PROBLEM STATEMENT -
Every entry must be repeated exactly. Exclude all pictures.

Records from a collection -
>>>
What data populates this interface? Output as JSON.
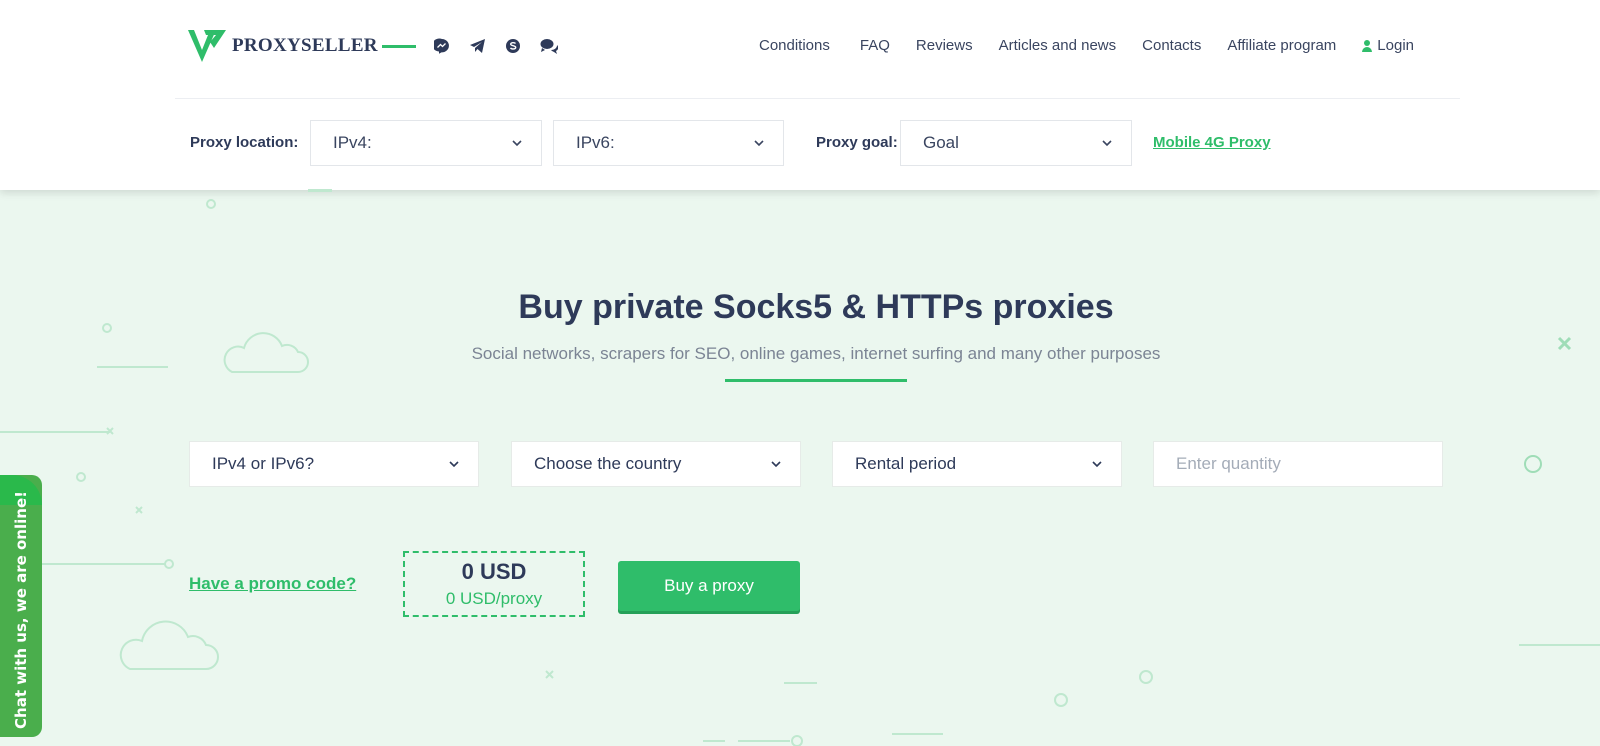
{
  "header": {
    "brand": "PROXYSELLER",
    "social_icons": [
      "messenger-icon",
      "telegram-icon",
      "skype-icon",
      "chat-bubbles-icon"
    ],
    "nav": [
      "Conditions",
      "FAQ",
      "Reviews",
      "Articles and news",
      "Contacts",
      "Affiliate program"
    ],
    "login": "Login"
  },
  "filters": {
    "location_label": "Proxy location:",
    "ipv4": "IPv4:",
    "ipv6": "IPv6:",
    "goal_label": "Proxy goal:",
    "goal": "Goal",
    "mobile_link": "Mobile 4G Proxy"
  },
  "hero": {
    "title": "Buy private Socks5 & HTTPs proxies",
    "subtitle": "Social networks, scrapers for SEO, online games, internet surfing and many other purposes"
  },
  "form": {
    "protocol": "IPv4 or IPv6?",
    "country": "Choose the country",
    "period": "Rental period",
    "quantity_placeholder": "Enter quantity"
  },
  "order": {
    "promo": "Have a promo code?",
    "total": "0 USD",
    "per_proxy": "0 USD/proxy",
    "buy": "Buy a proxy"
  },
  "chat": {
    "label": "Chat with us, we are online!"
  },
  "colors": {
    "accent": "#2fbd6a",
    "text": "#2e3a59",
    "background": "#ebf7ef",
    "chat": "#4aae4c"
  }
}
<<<
EXERCISE ANSWER -
What data populates this interface? Output as JSON.
{
  "header": {
    "brand": "PROXYSELLER",
    "social_icons": [
      "messenger-icon",
      "telegram-icon",
      "skype-icon",
      "chat-bubbles-icon"
    ],
    "nav": [
      "Conditions",
      "FAQ",
      "Reviews",
      "Articles and news",
      "Contacts",
      "Affiliate program"
    ],
    "login": "Login"
  },
  "filters": {
    "location_label": "Proxy location:",
    "ipv4": "IPv4:",
    "ipv6": "IPv6:",
    "goal_label": "Proxy goal:",
    "goal": "Goal",
    "mobile_link": "Mobile 4G Proxy"
  },
  "hero": {
    "title": "Buy private Socks5 & HTTPs proxies",
    "subtitle": "Social networks, scrapers for SEO, online games, internet surfing and many other purposes"
  },
  "form": {
    "protocol": "IPv4 or IPv6?",
    "country": "Choose the country",
    "period": "Rental period",
    "quantity_placeholder": "Enter quantity"
  },
  "order": {
    "promo": "Have a promo code?",
    "total": "0 USD",
    "per_proxy": "0 USD/proxy",
    "buy": "Buy a proxy"
  },
  "chat": {
    "label": "Chat with us, we are online!"
  },
  "colors": {
    "accent": "#2fbd6a",
    "text": "#2e3a59",
    "background": "#ebf7ef",
    "chat": "#4aae4c"
  }
}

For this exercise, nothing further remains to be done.